3. Snowy Egret
This is the smallest of the 4 egrets found in Florida. These birds have quite slender bodies, long legs and neck and long, slender bills. It can be found all year round along the waterways around Florida.
Like the great egret, these birds were almost hunted out of extinction due to their beautiful feathers that they grow during breeding season. In fact, in the nineteenth century, these feathers were sold for astronomical prices to the fashion industry. As an example, in 1886 these feathers had a going price of $32 per ounce. This was twice the price of gold back then.
Thankfully, these birds are now protected and their population has recovered.
Here are some of their more distinguishing features:
- They have snowy white feathers all over.
- During breeding season, they grow a similar plumage to that of the great heron with delicate-looking white feathers that grow both on their heads and backs.
- These birds also have a black bill and black legs. However, they have bright yellow feet and a patch of yellow skin at the base of their bill.
Being smaller than other egrets, you’ll sometimes see these birds running back and forth in the shallows with their wings spread out while they’re chasing their next tasty morsel. Their diet mainly consists of fish and small aquatic animals.
During nesting season, both male and female birds take turns sitting on the eggs and they both continue to care for chicks once they hatch.
Interestingly, research has shown that snowy egrets will sometimes mate with other heron species and the result is hybrid offspring. Known species that snowy egrets have mated with include cattle egrets, tricolored herons, and little blue herons.
The best place to spot these birds is along coastal wetlands and mudflats. These are the places that these birds like to frequent to search for food.
4. Reddish Egret

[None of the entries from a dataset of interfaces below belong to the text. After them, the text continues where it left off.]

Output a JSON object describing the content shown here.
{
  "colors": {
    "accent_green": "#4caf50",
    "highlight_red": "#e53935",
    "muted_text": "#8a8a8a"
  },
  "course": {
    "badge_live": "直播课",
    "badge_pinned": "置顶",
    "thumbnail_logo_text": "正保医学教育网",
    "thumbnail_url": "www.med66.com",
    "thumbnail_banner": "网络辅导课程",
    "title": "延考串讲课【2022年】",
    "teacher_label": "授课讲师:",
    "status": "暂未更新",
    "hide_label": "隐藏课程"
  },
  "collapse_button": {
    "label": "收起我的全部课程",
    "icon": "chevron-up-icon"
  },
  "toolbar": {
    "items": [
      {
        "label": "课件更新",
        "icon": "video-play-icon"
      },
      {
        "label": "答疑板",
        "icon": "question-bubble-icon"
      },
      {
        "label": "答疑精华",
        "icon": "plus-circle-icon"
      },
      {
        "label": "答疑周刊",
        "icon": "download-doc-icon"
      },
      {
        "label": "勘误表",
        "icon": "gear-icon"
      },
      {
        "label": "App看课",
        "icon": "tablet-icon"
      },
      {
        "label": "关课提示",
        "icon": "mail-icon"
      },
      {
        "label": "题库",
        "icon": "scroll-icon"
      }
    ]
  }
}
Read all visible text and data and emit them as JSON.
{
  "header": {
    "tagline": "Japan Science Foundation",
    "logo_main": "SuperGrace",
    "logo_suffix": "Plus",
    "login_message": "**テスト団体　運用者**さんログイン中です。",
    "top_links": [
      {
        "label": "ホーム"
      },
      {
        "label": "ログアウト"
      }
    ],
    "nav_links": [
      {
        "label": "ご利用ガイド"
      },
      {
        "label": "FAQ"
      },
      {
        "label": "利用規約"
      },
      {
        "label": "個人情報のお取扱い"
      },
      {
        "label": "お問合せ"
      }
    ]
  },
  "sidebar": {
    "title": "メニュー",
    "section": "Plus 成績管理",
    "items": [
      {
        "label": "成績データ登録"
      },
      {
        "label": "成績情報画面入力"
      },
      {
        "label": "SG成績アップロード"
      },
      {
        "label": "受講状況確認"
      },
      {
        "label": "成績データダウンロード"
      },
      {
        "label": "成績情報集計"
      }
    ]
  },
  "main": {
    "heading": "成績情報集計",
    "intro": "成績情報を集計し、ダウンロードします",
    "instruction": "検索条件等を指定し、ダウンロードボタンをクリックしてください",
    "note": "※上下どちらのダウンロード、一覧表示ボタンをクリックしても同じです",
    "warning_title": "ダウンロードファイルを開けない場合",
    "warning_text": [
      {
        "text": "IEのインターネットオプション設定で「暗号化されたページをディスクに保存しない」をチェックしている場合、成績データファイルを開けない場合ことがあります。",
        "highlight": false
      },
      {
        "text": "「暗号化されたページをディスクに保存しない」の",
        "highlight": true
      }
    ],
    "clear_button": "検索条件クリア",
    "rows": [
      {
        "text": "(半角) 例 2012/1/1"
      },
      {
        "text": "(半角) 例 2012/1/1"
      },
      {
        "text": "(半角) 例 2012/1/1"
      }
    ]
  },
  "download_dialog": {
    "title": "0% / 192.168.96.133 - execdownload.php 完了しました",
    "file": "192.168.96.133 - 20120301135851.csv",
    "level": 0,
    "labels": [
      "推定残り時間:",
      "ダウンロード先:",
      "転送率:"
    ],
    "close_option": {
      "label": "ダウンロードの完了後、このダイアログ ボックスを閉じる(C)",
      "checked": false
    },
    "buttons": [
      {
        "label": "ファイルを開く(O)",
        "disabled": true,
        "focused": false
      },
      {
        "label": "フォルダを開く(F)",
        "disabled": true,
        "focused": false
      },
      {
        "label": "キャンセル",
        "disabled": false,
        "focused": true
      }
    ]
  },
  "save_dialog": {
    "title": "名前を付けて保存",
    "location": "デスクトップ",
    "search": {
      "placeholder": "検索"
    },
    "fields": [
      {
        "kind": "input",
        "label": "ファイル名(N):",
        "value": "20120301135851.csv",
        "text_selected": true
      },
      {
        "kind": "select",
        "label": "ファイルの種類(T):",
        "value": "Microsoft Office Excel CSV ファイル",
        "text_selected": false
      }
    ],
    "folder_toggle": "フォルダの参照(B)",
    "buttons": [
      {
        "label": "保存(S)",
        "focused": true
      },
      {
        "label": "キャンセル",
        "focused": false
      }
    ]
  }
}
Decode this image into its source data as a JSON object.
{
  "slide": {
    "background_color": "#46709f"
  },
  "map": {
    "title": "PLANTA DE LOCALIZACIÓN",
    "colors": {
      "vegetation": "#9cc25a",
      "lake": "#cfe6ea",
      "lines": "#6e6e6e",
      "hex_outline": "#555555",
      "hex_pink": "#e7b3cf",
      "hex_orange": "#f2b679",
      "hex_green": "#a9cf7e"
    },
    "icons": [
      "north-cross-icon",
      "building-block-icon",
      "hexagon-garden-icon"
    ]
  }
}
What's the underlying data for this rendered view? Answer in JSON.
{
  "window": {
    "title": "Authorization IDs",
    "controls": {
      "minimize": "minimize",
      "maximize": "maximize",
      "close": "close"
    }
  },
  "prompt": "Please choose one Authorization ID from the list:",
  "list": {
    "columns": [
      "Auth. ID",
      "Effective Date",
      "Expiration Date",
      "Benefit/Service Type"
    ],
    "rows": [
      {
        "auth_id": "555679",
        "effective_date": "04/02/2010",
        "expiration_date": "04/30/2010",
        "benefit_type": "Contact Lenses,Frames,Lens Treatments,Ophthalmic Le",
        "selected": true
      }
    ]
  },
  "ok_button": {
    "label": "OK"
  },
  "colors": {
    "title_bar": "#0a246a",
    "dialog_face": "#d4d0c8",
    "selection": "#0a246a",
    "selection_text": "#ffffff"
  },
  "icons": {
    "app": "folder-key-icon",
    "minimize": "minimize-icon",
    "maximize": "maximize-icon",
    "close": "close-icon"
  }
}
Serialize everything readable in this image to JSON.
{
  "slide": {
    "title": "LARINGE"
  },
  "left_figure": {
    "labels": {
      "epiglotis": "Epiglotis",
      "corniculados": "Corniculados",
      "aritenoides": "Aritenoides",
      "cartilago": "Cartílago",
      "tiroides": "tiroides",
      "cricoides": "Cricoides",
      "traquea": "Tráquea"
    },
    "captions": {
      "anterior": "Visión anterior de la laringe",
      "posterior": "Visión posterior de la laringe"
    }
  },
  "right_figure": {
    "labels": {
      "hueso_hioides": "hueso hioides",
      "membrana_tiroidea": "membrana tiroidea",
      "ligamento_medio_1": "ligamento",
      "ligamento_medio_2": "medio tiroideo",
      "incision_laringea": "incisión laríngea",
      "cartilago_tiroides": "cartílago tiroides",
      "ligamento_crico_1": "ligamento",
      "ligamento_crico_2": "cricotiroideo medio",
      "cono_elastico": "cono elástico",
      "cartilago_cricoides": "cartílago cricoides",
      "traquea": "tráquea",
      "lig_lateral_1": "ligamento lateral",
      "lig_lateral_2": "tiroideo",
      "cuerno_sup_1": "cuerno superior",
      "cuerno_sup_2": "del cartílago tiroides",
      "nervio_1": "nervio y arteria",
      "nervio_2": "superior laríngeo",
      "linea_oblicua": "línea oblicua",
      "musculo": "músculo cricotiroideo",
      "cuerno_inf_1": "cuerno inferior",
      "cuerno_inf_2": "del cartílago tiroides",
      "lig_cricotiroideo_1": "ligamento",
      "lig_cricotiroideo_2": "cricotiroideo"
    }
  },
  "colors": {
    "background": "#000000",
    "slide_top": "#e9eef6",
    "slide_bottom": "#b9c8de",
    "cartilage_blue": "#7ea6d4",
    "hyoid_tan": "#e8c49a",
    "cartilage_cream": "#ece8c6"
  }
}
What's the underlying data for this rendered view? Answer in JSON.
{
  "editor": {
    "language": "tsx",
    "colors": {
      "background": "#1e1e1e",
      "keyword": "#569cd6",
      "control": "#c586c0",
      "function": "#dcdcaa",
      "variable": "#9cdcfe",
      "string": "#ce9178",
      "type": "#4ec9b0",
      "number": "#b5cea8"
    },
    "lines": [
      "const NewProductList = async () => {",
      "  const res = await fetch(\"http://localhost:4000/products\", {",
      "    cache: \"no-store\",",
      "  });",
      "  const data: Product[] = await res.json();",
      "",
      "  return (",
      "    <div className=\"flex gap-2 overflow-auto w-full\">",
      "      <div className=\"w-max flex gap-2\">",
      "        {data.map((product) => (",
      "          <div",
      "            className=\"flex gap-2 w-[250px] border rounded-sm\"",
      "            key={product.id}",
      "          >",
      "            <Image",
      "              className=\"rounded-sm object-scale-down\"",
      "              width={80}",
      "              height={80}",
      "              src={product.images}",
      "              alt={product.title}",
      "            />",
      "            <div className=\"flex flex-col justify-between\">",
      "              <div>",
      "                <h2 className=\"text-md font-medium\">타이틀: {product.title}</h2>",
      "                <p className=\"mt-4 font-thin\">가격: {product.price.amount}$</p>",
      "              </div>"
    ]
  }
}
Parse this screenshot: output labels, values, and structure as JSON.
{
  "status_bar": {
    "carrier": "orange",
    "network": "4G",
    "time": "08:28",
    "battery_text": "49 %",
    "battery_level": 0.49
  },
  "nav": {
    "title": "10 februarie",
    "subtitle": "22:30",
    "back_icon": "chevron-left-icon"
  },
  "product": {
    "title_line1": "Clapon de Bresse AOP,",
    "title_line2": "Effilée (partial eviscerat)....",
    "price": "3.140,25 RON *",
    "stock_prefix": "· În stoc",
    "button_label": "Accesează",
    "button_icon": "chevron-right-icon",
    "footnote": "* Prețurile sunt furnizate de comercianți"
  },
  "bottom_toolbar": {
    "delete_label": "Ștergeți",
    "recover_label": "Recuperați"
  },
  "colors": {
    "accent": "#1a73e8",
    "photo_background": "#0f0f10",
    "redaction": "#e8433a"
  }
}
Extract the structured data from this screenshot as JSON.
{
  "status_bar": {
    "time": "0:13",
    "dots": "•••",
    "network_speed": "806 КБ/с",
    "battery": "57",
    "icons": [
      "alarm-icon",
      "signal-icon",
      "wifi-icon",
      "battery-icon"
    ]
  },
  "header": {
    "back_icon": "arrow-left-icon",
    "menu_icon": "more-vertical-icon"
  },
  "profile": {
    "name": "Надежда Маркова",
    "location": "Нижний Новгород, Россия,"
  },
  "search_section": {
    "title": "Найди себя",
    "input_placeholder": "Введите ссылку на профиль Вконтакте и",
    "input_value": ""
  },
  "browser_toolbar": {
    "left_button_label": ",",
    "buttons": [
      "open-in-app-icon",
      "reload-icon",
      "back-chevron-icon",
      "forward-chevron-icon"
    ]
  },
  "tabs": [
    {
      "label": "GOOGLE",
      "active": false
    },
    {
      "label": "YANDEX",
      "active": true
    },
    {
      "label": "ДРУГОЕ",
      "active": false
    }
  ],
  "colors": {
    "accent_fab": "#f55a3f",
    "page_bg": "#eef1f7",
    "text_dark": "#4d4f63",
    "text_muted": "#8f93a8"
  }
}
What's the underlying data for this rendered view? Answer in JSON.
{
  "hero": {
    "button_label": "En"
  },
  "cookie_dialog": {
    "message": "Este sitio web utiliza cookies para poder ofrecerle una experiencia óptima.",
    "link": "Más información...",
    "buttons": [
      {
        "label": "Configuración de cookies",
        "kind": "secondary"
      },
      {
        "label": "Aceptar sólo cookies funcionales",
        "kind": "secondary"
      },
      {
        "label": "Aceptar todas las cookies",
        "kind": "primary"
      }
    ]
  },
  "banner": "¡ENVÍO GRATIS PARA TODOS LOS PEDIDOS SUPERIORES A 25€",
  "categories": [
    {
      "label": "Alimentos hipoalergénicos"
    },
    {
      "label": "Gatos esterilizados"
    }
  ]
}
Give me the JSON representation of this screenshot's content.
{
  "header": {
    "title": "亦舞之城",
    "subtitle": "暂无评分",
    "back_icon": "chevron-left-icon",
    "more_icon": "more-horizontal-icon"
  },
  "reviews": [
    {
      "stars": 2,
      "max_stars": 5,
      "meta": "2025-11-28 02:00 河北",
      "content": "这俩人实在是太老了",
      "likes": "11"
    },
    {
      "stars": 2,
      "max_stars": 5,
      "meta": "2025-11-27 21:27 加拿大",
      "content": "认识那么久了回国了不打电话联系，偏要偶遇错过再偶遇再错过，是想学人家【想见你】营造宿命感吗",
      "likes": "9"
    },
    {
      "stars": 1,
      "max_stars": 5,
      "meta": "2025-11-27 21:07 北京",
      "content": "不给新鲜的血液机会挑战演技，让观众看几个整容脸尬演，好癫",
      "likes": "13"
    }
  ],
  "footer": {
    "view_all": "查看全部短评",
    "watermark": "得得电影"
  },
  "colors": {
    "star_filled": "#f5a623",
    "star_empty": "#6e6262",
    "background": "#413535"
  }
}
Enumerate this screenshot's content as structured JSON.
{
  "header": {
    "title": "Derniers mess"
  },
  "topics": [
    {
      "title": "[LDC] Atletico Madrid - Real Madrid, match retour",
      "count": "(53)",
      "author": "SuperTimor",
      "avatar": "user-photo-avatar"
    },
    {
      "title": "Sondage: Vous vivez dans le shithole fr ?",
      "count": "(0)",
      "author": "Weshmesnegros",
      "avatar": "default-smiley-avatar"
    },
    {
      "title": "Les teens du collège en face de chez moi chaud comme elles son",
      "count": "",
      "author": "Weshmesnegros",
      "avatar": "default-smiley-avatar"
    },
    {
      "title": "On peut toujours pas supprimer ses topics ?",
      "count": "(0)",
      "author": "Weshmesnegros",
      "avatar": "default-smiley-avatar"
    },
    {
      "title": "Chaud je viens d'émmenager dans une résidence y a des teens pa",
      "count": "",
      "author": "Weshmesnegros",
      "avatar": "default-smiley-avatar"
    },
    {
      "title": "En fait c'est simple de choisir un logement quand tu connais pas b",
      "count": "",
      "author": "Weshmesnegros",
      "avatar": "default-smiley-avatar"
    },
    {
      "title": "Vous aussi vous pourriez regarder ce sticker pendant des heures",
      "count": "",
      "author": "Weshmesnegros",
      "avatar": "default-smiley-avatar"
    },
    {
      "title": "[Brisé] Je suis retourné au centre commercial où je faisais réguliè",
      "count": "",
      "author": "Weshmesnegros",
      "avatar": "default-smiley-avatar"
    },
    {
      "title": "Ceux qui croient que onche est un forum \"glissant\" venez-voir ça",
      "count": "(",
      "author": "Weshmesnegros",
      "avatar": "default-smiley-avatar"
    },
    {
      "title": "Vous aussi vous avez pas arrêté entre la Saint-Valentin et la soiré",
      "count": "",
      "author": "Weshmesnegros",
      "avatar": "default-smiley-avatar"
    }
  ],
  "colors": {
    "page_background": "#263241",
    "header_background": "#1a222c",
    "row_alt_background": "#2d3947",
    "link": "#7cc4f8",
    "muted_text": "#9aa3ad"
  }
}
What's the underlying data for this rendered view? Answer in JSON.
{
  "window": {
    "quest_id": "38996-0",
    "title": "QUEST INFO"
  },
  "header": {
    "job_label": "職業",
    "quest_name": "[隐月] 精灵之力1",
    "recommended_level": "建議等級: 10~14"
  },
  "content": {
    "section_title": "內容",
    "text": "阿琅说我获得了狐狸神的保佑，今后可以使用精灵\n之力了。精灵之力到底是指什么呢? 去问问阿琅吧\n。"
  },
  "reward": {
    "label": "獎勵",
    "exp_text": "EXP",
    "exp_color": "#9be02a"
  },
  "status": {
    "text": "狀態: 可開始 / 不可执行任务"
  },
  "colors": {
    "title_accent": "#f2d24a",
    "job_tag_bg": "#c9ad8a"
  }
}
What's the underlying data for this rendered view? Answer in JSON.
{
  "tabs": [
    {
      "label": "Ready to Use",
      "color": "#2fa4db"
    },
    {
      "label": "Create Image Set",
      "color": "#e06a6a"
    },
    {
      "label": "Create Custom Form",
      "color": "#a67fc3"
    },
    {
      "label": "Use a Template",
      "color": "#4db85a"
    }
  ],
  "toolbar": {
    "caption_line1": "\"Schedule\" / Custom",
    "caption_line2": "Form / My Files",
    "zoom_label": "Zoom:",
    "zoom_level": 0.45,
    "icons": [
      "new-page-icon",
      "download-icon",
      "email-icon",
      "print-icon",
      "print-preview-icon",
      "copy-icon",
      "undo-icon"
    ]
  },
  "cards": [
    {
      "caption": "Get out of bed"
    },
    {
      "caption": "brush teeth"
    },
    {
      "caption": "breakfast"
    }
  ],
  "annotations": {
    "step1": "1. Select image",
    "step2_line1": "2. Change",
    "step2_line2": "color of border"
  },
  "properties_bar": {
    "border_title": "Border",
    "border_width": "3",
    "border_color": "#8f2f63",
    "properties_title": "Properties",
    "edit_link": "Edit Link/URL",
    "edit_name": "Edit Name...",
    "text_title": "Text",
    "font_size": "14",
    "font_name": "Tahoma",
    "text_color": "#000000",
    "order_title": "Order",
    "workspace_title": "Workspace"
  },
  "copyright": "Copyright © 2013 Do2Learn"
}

Reddish egrets are only found around the Florida coastline as they prefer to forage in saltwater. These birds are quite distinctive in their appearance and are very different to the other egrets on our list.
Here are their most distinguishing features:
- They have slate gray feathers on their back and on the tops of their wings.
- The feathers on their heads, neck and upper chest are a rich cinnamon color.
- They also have a two-toned pink and black bill and cobalt blue legs.
- These birds often extend the feathers on their head and neck. This gives the birds a somewhat shaggy appearance.
- Interestingly, there’s also a white morph version of the reddish egret that has all white feathers as well as a two-toned pink and black bill and cobalt blue legs.
These birds have an interesting habit of chasing fish through shallow water. They use various different tactics like swooping, creating shadows with their wings to attract the fish and then herd them toward the shore. In fact, they look quite comical as they run through the shallow water.
The white morph is generally quite rare but when breeding, it’s common to find one of either morph in a mated pair. This often results in chicks of both morph colors in the same nest.
The most common place to spot reddish egrets is in the Florida Keys. Look for their hunting antics at low tide along salt flats.
All species of egrets generally like to nest in trees and you can often find them on mangrove islands. Here they’re safe from animal predators and are happy to share suitable nesting sites with other herons as well as pelicans and spoonbills.
There are four different species of egrets that can be seen around Florida. Mostly, these birds are quite elegant with their lovely white plumage, long legs and long, sharp bills. However, the reddish egret can be quite comical as it darts around the shallows chasing unsuspecting fish.
You can find these birds mostly along the coastline, especially around mudflats when the tide is low. However, it’s more common to find the cattle egret further inland in large fields and grassland where animals like cows and horses love to graze.